§ **Your task**: Leaving out any pictures, print the entries that follow exactly as they stand.

----------------------------------------

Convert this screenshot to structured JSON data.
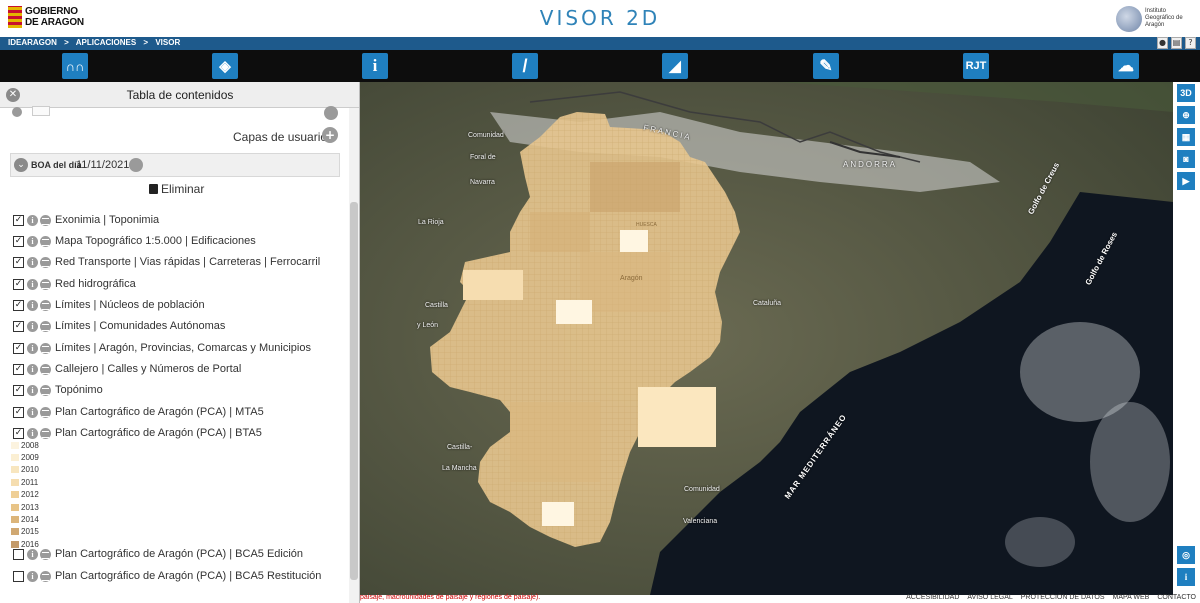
{
  "header": {
    "left_logo": [
      "GOBIERNO",
      "DE ARAGON"
    ],
    "title": "VISOR 2D",
    "right_logo": [
      "Instituto",
      "Geográfico de",
      "Aragón"
    ]
  },
  "breadcrumb": [
    "IDEARAGON",
    ">",
    "APLICACIONES",
    ">",
    "VISOR"
  ],
  "toolbar": {
    "tools": [
      {
        "name": "binoculars-icon",
        "glyph": "∩∩"
      },
      {
        "name": "layers-icon",
        "glyph": "◈"
      },
      {
        "name": "info-icon",
        "glyph": "i"
      },
      {
        "name": "ruler-icon",
        "glyph": "/"
      },
      {
        "name": "profile-icon",
        "glyph": "◢"
      },
      {
        "name": "pencil-icon",
        "glyph": "✎"
      },
      {
        "name": "rjt-button",
        "glyph": "RJT"
      },
      {
        "name": "weather-icon",
        "glyph": "☁"
      }
    ]
  },
  "sidebar": {
    "title": "Tabla de contenidos",
    "user_layers": "Capas de usuario",
    "boa_label": "BOA del día",
    "boa_date": "11/11/2021",
    "delete_label": "Eliminar",
    "layers": [
      {
        "label": "Exonimia | Toponimia",
        "checked": true
      },
      {
        "label": "Mapa Topográfico 1:5.000 | Edificaciones",
        "checked": true
      },
      {
        "label": "Red Transporte | Vias rápidas | Carreteras | Ferrocarril",
        "checked": true
      },
      {
        "label": "Red hidrográfica",
        "checked": true
      },
      {
        "label": "Límites | Núcleos de población",
        "checked": true
      },
      {
        "label": "Límites | Comunidades Autónomas",
        "checked": true
      },
      {
        "label": "Límites | Aragón, Provincias, Comarcas y Municipios",
        "checked": true
      },
      {
        "label": "Callejero | Calles y Números de Portal",
        "checked": true
      },
      {
        "label": "Topónimo",
        "checked": true
      },
      {
        "label": "Plan Cartográfico de Aragón (PCA) | MTA5",
        "checked": true
      },
      {
        "label": "Plan Cartográfico de Aragón (PCA) | BTA5",
        "checked": true
      }
    ],
    "legend": [
      {
        "year": "2008",
        "color": "#fcf3df"
      },
      {
        "year": "2009",
        "color": "#fbefd3"
      },
      {
        "year": "2010",
        "color": "#f8e6bf"
      },
      {
        "year": "2011",
        "color": "#f5ddaf"
      },
      {
        "year": "2012",
        "color": "#efcf96"
      },
      {
        "year": "2013",
        "color": "#e8c487"
      },
      {
        "year": "2014",
        "color": "#dcb57a"
      },
      {
        "year": "2015",
        "color": "#d0a872"
      },
      {
        "year": "2016",
        "color": "#c49b6a"
      }
    ],
    "bottom_layers": [
      {
        "label": "Plan Cartográfico de Aragón (PCA) | BCA5 Edición",
        "checked": false
      },
      {
        "label": "Plan Cartográfico de Aragón (PCA) | BCA5 Restitución",
        "checked": false
      }
    ]
  },
  "map": {
    "labels": [
      {
        "text": "Comunidad",
        "cls": "map-label"
      },
      {
        "text": "Foral de",
        "cls": "map-label"
      },
      {
        "text": "Navarra",
        "cls": "map-label"
      },
      {
        "text": "La Rioja",
        "cls": "map-label"
      },
      {
        "text": "Castilla",
        "cls": "map-label"
      },
      {
        "text": "y León",
        "cls": "map-label"
      },
      {
        "text": "Castilla-",
        "cls": "map-label"
      },
      {
        "text": "La Mancha",
        "cls": "map-label"
      },
      {
        "text": "Cataluña",
        "cls": "map-label"
      },
      {
        "text": "Comunidad",
        "cls": "map-label"
      },
      {
        "text": "Valenciana",
        "cls": "map-label"
      },
      {
        "text": "FRANCIA",
        "cls": "map-label"
      },
      {
        "text": "ANDORRA",
        "cls": "map-label"
      },
      {
        "text": "Aragón",
        "cls": "map-label"
      },
      {
        "text": "HUESCA",
        "cls": "map-label"
      }
    ],
    "sea_labels": [
      "Golfo de Creus",
      "Golfo de Roses",
      "MAR MEDITERRÁNEO"
    ]
  },
  "rightbar": {
    "buttons": [
      {
        "name": "3d-button",
        "glyph": "3D"
      },
      {
        "name": "compass-icon",
        "glyph": "⊕"
      },
      {
        "name": "grid-icon",
        "glyph": "▦"
      },
      {
        "name": "camera-icon",
        "glyph": "◙"
      },
      {
        "name": "video-icon",
        "glyph": "▶"
      },
      {
        "name": "locate-icon",
        "glyph": "◎"
      },
      {
        "name": "info-small-icon",
        "glyph": "i"
      }
    ]
  },
  "footer": {
    "note": "paisaje, macrounidades de paisaje y regiones de paisaje).",
    "links": [
      "ACCESIBILIDAD",
      "AVISO LEGAL",
      "PROTECCIÓN DE DATOS",
      "MAPA WEB",
      "CONTACTO"
    ]
  },
  "colors": {
    "accent": "#1f7fc0",
    "breadcrumb_bg": "#1e5a8c",
    "toolbar_bg": "#0d0d0d",
    "coverage_fill": "#e8c78f"
  }
}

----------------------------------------

§ **Result of the task**:
Convert this screenshot to structured JSON data.
{
  "header": {
    "left_logo": [
      "GOBIERNO",
      "DE ARAGON"
    ],
    "title": "VISOR 2D",
    "right_logo": [
      "Instituto",
      "Geográfico de",
      "Aragón"
    ]
  },
  "breadcrumb": [
    "IDEARAGON",
    ">",
    "APLICACIONES",
    ">",
    "VISOR"
  ],
  "toolbar": {
    "tools": [
      {
        "name": "binoculars-icon",
        "glyph": "∩∩"
      },
      {
        "name": "layers-icon",
        "glyph": "◈"
      },
      {
        "name": "info-icon",
        "glyph": "i"
      },
      {
        "name": "ruler-icon",
        "glyph": "/"
      },
      {
        "name": "profile-icon",
        "glyph": "◢"
      },
      {
        "name": "pencil-icon",
        "glyph": "✎"
      },
      {
        "name": "rjt-button",
        "glyph": "RJT"
      },
      {
        "name": "weather-icon",
        "glyph": "☁"
      }
    ]
  },
  "sidebar": {
    "title": "Tabla de contenidos",
    "user_layers": "Capas de usuario",
    "boa_label": "BOA del día",
    "boa_date": "11/11/2021",
    "delete_label": "Eliminar",
    "layers": [
      {
        "label": "Exonimia | Toponimia",
        "checked": true
      },
      {
        "label": "Mapa Topográfico 1:5.000 | Edificaciones",
        "checked": true
      },
      {
        "label": "Red Transporte | Vias rápidas | Carreteras | Ferrocarril",
        "checked": true
      },
      {
        "label": "Red hidrográfica",
        "checked": true
      },
      {
        "label": "Límites | Núcleos de población",
        "checked": true
      },
      {
        "label": "Límites | Comunidades Autónomas",
        "checked": true
      },
      {
        "label": "Límites | Aragón, Provincias, Comarcas y Municipios",
        "checked": true
      },
      {
        "label": "Callejero | Calles y Números de Portal",
        "checked": true
      },
      {
        "label": "Topónimo",
        "checked": true
      },
      {
        "label": "Plan Cartográfico de Aragón (PCA) | MTA5",
        "checked": true
      },
      {
        "label": "Plan Cartográfico de Aragón (PCA) | BTA5",
        "checked": true
      }
    ],
    "legend": [
      {
        "year": "2008",
        "color": "#fcf3df"
      },
      {
        "year": "2009",
        "color": "#fbefd3"
      },
      {
        "year": "2010",
        "color": "#f8e6bf"
      },
      {
        "year": "2011",
        "color": "#f5ddaf"
      },
      {
        "year": "2012",
        "color": "#efcf96"
      },
      {
        "year": "2013",
        "color": "#e8c487"
      },
      {
        "year": "2014",
        "color": "#dcb57a"
      },
      {
        "year": "2015",
        "color": "#d0a872"
      },
      {
        "year": "2016",
        "color": "#c49b6a"
      }
    ],
    "bottom_layers": [
      {
        "label": "Plan Cartográfico de Aragón (PCA) | BCA5 Edición",
        "checked": false
      },
      {
        "label": "Plan Cartográfico de Aragón (PCA) | BCA5 Restitución",
        "checked": false
      }
    ]
  },
  "map": {
    "labels": [
      {
        "text": "Comunidad",
        "cls": "map-label"
      },
      {
        "text": "Foral de",
        "cls": "map-label"
      },
      {
        "text": "Navarra",
        "cls": "map-label"
      },
      {
        "text": "La Rioja",
        "cls": "map-label"
      },
      {
        "text": "Castilla",
        "cls": "map-label"
      },
      {
        "text": "y León",
        "cls": "map-label"
      },
      {
        "text": "Castilla-",
        "cls": "map-label"
      },
      {
        "text": "La Mancha",
        "cls": "map-label"
      },
      {
        "text": "Cataluña",
        "cls": "map-label"
      },
      {
        "text": "Comunidad",
        "cls": "map-label"
      },
      {
        "text": "Valenciana",
        "cls": "map-label"
      },
      {
        "text": "FRANCIA",
        "cls": "map-label"
      },
      {
        "text": "ANDORRA",
        "cls": "map-label"
      },
      {
        "text": "Aragón",
        "cls": "map-label"
      },
      {
        "text": "HUESCA",
        "cls": "map-label"
      }
    ],
    "sea_labels": [
      "Golfo de Creus",
      "Golfo de Roses",
      "MAR MEDITERRÁNEO"
    ]
  },
  "rightbar": {
    "buttons": [
      {
        "name": "3d-button",
        "glyph": "3D"
      },
      {
        "name": "compass-icon",
        "glyph": "⊕"
      },
      {
        "name": "grid-icon",
        "glyph": "▦"
      },
      {
        "name": "camera-icon",
        "glyph": "◙"
      },
      {
        "name": "video-icon",
        "glyph": "▶"
      },
      {
        "name": "locate-icon",
        "glyph": "◎"
      },
      {
        "name": "info-small-icon",
        "glyph": "i"
      }
    ]
  },
  "footer": {
    "note": "paisaje, macrounidades de paisaje y regiones de paisaje).",
    "links": [
      "ACCESIBILIDAD",
      "AVISO LEGAL",
      "PROTECCIÓN DE DATOS",
      "MAPA WEB",
      "CONTACTO"
    ]
  },
  "colors": {
    "accent": "#1f7fc0",
    "breadcrumb_bg": "#1e5a8c",
    "toolbar_bg": "#0d0d0d",
    "coverage_fill": "#e8c78f"
  }
}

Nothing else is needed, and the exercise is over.